Off-the-job training is a statutory requirement for an English apprenticeship. It's training, which is received by the apprentice during the apprentice’s normal working hours, for the purpose of achieving the knowledge, skills and behaviours of the approved apprenticeship the learner is completing. By normal working hours, we mean paid hours excluding overtime.
To be eligible for government funding all full-time apprentices (those that work 30 hours per week or more) must spend a minimum of 6 hours per week on off-the-job training over the planned duration of the practical period.
“It is not on-the-job training which is training received by the apprentice for the sole purpose of enabling the apprentice to perform the work for which they have been employed. By this we mean training that does not specifically link to the knowledge, skills and behaviours set out in the apprenticeship.”
Ref: Apprenticeship funding rules and guidance for employers, May 2022, page 18
Planning off-the-job training
Lifetime will discuss the apprentices’ planned programme of learning and help managers and employers to identify relevant activities for off-the-job.

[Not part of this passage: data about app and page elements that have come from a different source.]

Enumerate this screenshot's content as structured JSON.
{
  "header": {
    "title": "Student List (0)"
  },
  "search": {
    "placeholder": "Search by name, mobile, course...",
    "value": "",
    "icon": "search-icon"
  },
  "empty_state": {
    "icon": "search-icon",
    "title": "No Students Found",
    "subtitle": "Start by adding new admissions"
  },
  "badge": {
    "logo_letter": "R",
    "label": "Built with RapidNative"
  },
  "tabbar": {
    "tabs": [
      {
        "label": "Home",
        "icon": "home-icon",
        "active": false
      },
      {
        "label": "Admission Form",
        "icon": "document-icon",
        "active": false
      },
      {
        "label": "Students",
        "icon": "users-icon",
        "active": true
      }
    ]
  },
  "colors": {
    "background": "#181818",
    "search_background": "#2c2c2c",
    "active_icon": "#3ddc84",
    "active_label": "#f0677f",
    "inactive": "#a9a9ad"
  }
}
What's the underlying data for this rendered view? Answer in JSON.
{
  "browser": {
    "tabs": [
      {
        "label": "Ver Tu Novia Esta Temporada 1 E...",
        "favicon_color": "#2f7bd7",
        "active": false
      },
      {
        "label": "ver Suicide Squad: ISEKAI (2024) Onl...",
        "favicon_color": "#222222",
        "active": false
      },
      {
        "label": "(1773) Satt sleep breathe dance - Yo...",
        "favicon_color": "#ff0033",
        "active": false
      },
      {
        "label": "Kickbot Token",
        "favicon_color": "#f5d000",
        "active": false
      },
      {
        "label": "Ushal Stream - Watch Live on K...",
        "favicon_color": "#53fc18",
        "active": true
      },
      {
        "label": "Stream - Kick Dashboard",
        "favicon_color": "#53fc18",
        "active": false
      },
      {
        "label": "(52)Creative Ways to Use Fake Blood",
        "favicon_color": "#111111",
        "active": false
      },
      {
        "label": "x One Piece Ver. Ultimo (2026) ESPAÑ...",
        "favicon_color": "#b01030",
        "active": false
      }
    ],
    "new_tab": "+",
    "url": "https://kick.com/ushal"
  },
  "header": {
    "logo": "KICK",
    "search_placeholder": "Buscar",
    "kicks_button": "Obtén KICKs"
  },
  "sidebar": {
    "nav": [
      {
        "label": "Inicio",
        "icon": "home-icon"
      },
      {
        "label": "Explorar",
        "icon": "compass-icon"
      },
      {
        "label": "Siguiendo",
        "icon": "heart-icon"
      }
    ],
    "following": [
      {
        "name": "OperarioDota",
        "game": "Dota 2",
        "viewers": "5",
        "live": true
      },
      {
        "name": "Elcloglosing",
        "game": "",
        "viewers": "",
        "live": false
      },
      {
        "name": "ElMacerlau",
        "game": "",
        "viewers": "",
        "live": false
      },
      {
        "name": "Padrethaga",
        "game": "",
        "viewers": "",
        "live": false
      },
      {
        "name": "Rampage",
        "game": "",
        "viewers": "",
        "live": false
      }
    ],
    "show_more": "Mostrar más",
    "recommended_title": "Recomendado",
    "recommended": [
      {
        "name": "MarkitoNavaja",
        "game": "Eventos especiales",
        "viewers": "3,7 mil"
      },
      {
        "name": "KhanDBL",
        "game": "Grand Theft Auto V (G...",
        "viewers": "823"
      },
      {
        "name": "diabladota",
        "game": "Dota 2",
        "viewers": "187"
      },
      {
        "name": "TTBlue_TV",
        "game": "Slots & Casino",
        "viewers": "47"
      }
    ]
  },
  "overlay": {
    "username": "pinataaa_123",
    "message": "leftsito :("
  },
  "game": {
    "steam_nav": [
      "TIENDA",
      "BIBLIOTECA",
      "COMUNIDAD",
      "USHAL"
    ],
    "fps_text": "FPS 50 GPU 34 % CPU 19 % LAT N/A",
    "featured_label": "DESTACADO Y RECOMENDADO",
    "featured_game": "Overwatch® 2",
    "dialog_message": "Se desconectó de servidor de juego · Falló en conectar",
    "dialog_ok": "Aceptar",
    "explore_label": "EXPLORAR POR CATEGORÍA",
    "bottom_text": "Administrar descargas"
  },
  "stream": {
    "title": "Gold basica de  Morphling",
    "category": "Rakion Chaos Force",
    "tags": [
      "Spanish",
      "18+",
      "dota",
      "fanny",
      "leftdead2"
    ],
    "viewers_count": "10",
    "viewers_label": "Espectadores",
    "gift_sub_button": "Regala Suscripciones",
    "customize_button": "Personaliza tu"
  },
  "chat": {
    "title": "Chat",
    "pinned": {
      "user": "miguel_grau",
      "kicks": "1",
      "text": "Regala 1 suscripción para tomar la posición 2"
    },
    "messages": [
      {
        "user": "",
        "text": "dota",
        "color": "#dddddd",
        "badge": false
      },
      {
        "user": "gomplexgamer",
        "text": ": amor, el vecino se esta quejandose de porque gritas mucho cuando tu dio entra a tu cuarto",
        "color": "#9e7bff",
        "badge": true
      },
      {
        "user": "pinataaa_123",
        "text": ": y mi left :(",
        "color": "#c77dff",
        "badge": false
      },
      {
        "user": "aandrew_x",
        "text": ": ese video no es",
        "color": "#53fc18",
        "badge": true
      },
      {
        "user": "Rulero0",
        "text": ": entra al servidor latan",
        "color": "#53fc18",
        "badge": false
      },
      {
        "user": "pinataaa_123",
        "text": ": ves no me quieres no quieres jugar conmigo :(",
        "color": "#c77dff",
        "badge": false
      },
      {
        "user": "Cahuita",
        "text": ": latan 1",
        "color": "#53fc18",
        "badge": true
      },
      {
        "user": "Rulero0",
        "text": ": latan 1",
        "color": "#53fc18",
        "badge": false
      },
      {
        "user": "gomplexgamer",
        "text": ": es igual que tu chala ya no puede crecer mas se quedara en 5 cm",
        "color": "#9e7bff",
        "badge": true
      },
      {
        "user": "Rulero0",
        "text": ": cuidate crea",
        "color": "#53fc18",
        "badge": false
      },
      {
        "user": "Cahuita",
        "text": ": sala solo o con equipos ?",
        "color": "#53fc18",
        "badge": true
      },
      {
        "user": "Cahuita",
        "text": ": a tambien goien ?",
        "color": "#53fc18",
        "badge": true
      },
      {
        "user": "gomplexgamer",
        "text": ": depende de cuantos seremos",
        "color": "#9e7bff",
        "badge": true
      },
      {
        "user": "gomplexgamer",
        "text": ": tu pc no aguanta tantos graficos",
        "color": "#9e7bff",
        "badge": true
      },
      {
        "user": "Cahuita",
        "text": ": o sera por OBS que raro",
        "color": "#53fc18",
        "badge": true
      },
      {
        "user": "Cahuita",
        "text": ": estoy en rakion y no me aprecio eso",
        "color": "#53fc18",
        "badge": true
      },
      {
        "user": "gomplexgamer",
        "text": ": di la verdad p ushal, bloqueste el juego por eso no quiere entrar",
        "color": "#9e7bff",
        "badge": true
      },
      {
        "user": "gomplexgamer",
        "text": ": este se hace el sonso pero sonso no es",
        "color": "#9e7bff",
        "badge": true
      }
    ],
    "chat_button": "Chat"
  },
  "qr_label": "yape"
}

These activities will be collated into a thorough plan to make sure requirements are met. These will be documented on the apprenticeship agreement and training plan. We’ll also provide clear guidance and support for line managers to outline their responsibilities. Off-the-job training must:
- Be relevant to the apprenticeship programme.
- Be separate from the normal day-to-day job role and working environment.
- Focus on developing new knowledge, skills, and behaviours.
- Take place during normal paid working hours.
Examples of off-the-job training
The training can consist of a range of varied activities, which will help develop the apprentice as an employee. Here are just a few examples:
- Learning new skills at work through shadowing other members of the team, where this activity has been agreed and documented as part of the agreed training plan.
- In-house training programmes relevant to the apprenticeship
- Coaching sessions with your Lifetime Coach
- Writing reflective journals
- Attendance at workshops, training days and webinars relevant to the apprenticeship
- Completion of online learning through Lifetime’s Learning system and/or an in-house system
- Self-study that includes reading or watching videos
- Training in new working practices or new equipment
- Role-playing or simulation exercises
- Industry visits/conferences relevant to apprenticeships
- Writing assessments, assignments and completing projects or activities
- Practical training or training in the workplace relevant to the apprenticeship